The claimant filed a claim petition on August 24, 1977. The referee, after hearings, found that the claimant had suffered a ruptured Baker's cyst and that the accident at work "at least flared the claimant's inflammatory arthritis" and, in addition to appropriate expenses, awarded compensation for the periods from February 17, 1976 to September 13, 1976 and from September 1, 1977 into the future. The referee also found that the employer was entitled to a credit of $1417.08 for accident and sickness benefits paid to the claimant. The employer appealed, assigning as error the award of compensation for disability during the period after September 1, 1977 only, contending that there was no competent evidence of a casual connection between the claimant's disability after September 1, 1977 and her work-related injury. The employer also challenged the referee's calculation of credit due it for sickness and accident benefits paid to the claimant. Although the employer had not raised any question on appeal concerning the propriety of the referee's decision with respect to the award of compensation for the period before September 1, 1977, the Appeal Board reversed the decision in its entirety on the ground that the claimant's medical evidence was equivocal and therefore incompetent.
Where there is no obvious causal relationship between an injury and work activity, a workmen's compensation claimant must establish the causal connection with unequivocal medical testimony in order to
[ 67 Pa. Commw. Page 606]
recover, Kepler Homes v. Hand, 27 Pa. Commonwealth Ct. 291, 366 A.2d 969 (1976). Section 422 of The Pennsylvania Workmen's Compensation Act, Act of June 2, 1915, P.L. 736, as amended, 77 P.S. § 834 requires that all of the referee's findings of fact be supported by competent evidence. The claimant's medical evidence consisted crucially of the testimony of Dr. Weisberg, who, it will be remembered, testified that when he first saw the claimant some sixteen months after the accident she suffered at work she suffered from inflammatory arthritis in both legs. His testimony was adduced to establish that this condition was the result of the accident. It was pertinently as follows:
Q Doctor, do you have an opinion, based upon a reasonable degree of medical certainty, as to whether or not the injury that she described at work has any relationship in this disease process that you've described to us?
A From the initial time that I saw Mrs. Myers, I have been skeptical of the initial diagnosis of phlebitis.

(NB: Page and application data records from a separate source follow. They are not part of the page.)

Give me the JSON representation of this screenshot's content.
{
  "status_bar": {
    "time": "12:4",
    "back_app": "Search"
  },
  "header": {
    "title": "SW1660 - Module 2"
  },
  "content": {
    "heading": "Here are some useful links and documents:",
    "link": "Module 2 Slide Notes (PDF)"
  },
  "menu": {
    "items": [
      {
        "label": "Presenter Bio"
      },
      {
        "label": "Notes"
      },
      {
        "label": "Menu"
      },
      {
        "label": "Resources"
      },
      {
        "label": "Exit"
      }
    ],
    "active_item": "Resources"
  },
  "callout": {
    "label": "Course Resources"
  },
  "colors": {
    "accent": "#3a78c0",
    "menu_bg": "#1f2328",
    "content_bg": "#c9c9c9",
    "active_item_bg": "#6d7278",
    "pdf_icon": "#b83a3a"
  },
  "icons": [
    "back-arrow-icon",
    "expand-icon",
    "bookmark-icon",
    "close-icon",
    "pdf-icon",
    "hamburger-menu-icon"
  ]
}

Now, it's impossible for a doctor retrospectively, who has never seen a patient, a year later, to say for sure what happened. But with the degree of inflammation that she had in her joints when I saw her, I think that the accident ruptured a Baker's cyst, and that she may not have had phlebitis and it may not have been recognized for what the true problem was initially. Because in patients with inflammatory arthritis that we see, rupture of the joint capsule posteriorly in the calf of the leg is not uncommon.
[ 67 Pa. Commw. Page 607]
And I think that if I had to assess the problem, I think it was probably at least -- that aspect of the problem was at least directly related to the accident. And I think that she probably had a ruptured Baker's cyst. And I don't know how anyone could be certain.
I also think that we have a lady with an undiagnosed, but clearly definite, inflammatory arthritis. And it's a very sticky question medically as to what the cause of inflammatory arthritis is.
We really do not know the cause of rheumatoid arthritis. And there are some people who believe that trauma to the synovial membrane may play a role. And I would not be able to exclude the possibility that the trauma at least flared this woman's inflammatory arthritis.
And I think that she had no reason other than medical care for comming [sic] here initially. And I did not see her as someone out for secondary gain at the time. And I think that I would be inclined to believe that there's a direct relationship to the trauma.
Q Is that your opinion as her treating ...